With regulators and lawmakers putting modalities in place to fully implement building insurance in the country, victims of subsequent disasters are set to get paid for losses. Sunday Ojeme reports
Effort by the Federal Government to ensure Nigerians embrace all aspects of Compulsory Insurances is gaining strength following insurance regulators and lawmakers’ synergy on public building insurance.
The latest determination, which began two weeks ago with a meeting between the National Insurance Commission (NAICOM), Nigerian Insurers’ Association (NIA) and Federal Fire Service, was given another traction last week when the bill seeking to amend Insurance Act 2003 passed through second reading at the Senate.
The amendment is expected to set minimum limit of compensation in the event of death, injury or loss of property of third parties with respect to insurance of public buildings and buildings under construction, has passed through second reading at the floor of the Senate.
According to Section 65 of that Act, owner or occupier of every public building is to be insured against liability for loss or damage to property or death or bodily injury caused by collapse, fire, earthquake, storm or flood.
The Act defines a public building as one to which members of the public have access for educational, recreational, medical and commercial purposes. The penalty for non-compliance is a maximum fine of N100,000 or one year imprisonment or both.
Similarly, the Section 64 of the Act requires that every owner or contractor of any building under construction with more than two floors must take out an insurance policy to cover liability against construction risks caused by his negligence or that of his servants, agents or consultants, which may result in death, bodily injury or property damage to workers on site or members of the public.
This insurance policy also covers liability for collapse of buildings under construction. Failure to comply with this provision is an offence punishable with a fine of N250,000 or three years imprisonment or both.
The bill sponsored by Senator Umaru Kurfi – Katsina Central, suggests that Section 64 of the Act be amended by substituting for the existing sub-section 3, a new subsection 3, which should read: a person who contravenes subsection 1 of this section commits an offense and on conviction shall be liable to:
A fine of N500,000 or imprisonment for three years or both, payment of the sum of N1 million in respect of injury and unlimited liability in respect of death.
The bill also wants section 65 of the principal Act amended by inserting after the existing subsection 4, a new subsection 4, which should read: the limit of the liability for the taken out pursuant to subsection 3 of this section shall be: In respect of death, unlimited, in respect of injury N1 million and in respect of damage to property N1 million.
Two weeks ago, NAICOM, NIA and FFS agreed to embark on the enforcement of this aspect of Compulsory Insurance nationwide in a bid to sanction owners of any such classified buildings without proof of insurance coverage.

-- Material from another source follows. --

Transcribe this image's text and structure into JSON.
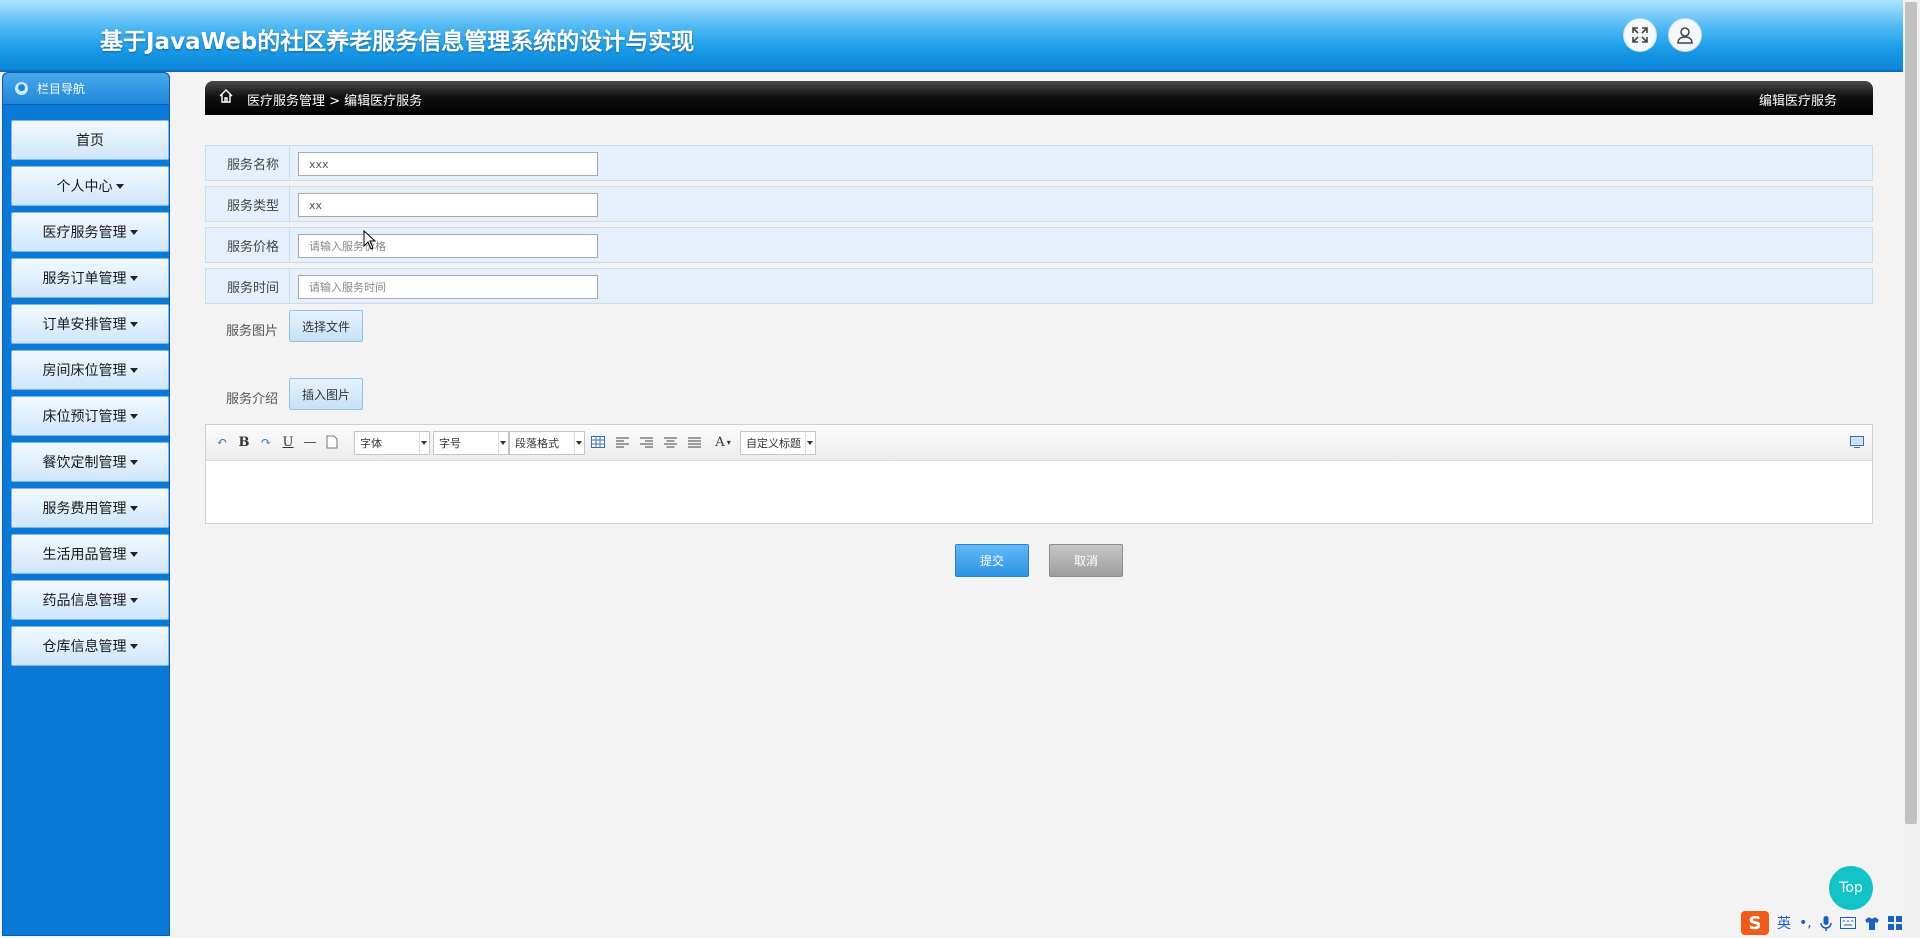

Following some of the resolutions, insurance operators were directed to henceforth clarify in their returns the premium they make on insurances of public building in line with the provisions of the Section 65 (4) of the insurance Act 2003.
This provides that the insurance companies would support the Fire Service with part of the premium paid to fire underwriters for protection against fire disaster According to the Commissioner for Insurance, Mohammed Kari, henceforth, the implementation would be enforced by the fire services, which is empowered to demand from any public building owner the proof of fire insurance coverage.
He said sensitisation would be carried out to ensure that nobody is left in doubt of which building or premise is classified as public building. “Failure to respect the law will be dealt with severe consequences by the enforcement agencies, which will be in this case, the fire services,” Kari said.
In the same vein, the Comptroller General, FSS, Anebi Joseph Garba, lamented the tragedies fire had caused in the country, saying that most of the edifices affected by fire disaster had no fire insurance covers.
He made reference to Section 48 and 89 of the National Fire Code, which empowers the fire service to carry out risk assessment of any public building and to demand for insurance certificate.
While expressing optimism that the insurance industry would record more funds if the whole process takes off, he regretted that in some states, the FFS lacked logistics such as utility vehicles to inspect buildings and enforce insurance coverage. On his part, Chairman, NIA, Eddie Efekoya, said the development marked a milestone as far as protection against fire disaster was concerned.
While reaffirming the association’s support for the implementation of the Act, he said it had taken almost 14 years for its implementation. “Insurance can compensate materially but really cannot compensate the trauma we all get from it.
The waste in terms of the money spent for compensation or reconstructing the destroyed building would have been channeled to other profitable ventures,” he added.